### Action item
Please copy out every line of the listing below in which the word "size" appears.

### Materials provided
# # # #

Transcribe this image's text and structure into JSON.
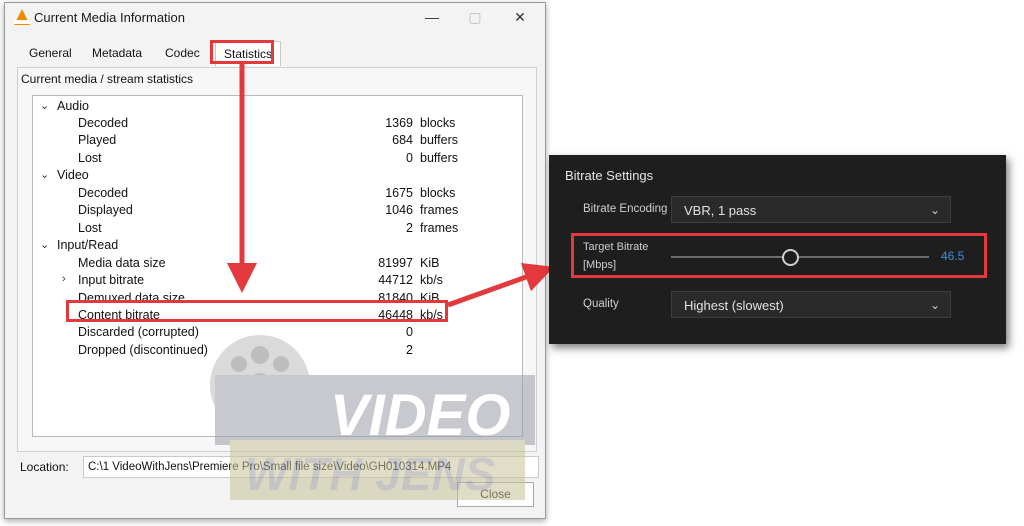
{
  "vlc": {
    "title": "Current Media Information",
    "controls": {
      "minimize": "—",
      "maximize": "▢",
      "close": "✕"
    },
    "tabs": [
      {
        "label": "General"
      },
      {
        "label": "Metadata"
      },
      {
        "label": "Codec"
      },
      {
        "label": "Statistics",
        "active": true
      }
    ],
    "section_title": "Current media / stream statistics",
    "tree": {
      "audio": {
        "label": "Audio",
        "rows": [
          {
            "label": "Decoded",
            "value": "1369",
            "unit": "blocks"
          },
          {
            "label": "Played",
            "value": "684",
            "unit": "buffers"
          },
          {
            "label": "Lost",
            "value": "0",
            "unit": "buffers"
          }
        ]
      },
      "video": {
        "label": "Video",
        "rows": [
          {
            "label": "Decoded",
            "value": "1675",
            "unit": "blocks"
          },
          {
            "label": "Displayed",
            "value": "1046",
            "unit": "frames"
          },
          {
            "label": "Lost",
            "value": "2",
            "unit": "frames"
          }
        ]
      },
      "input": {
        "label": "Input/Read",
        "rows": [
          {
            "label": "Media data size",
            "value": "81997",
            "unit": "KiB"
          },
          {
            "label": "Input bitrate",
            "value": "44712",
            "unit": "kb/s"
          },
          {
            "label": "Demuxed data size",
            "value": "81840",
            "unit": "KiB"
          },
          {
            "label": "Content bitrate",
            "value": "46448",
            "unit": "kb/s"
          },
          {
            "label": "Discarded (corrupted)",
            "value": "0",
            "unit": ""
          },
          {
            "label": "Dropped (discontinued)",
            "value": "2",
            "unit": ""
          }
        ]
      }
    },
    "location_label": "Location:",
    "location_value": "C:\\1 VideoWithJens\\Premiere Pro\\Small file size\\Video\\GH010314.MP4",
    "close_label": "Close"
  },
  "bitrate_settings": {
    "title": "Bitrate Settings",
    "encoding_label": "Bitrate Encoding",
    "encoding_value": "VBR, 1 pass",
    "target_label_line1": "Target Bitrate",
    "target_label_line2": "[Mbps]",
    "target_value": "46.5",
    "target_fraction": 0.46,
    "quality_label": "Quality",
    "quality_value": "Highest (slowest)"
  },
  "watermark": {
    "line1": "VIDEO",
    "line2": "WITH JENS"
  },
  "colors": {
    "highlight": "#e3383c",
    "accent_blue": "#3d8fe8",
    "vlc_orange": "#f08a00",
    "panel_dark": "#1e1e1e"
  },
  "icons": [
    "vlc-cone-icon",
    "chevron-down-icon",
    "chevron-right-icon",
    "film-reel-icon",
    "arrow-icon"
  ]
}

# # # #

### Exercise result
            "label": "Media data size",
            "label": "Demuxed data size",
    "location_value": "C:\\1 VideoWithJens\\Premiere Pro\\Small file size\\Video\\GH010314.MP4",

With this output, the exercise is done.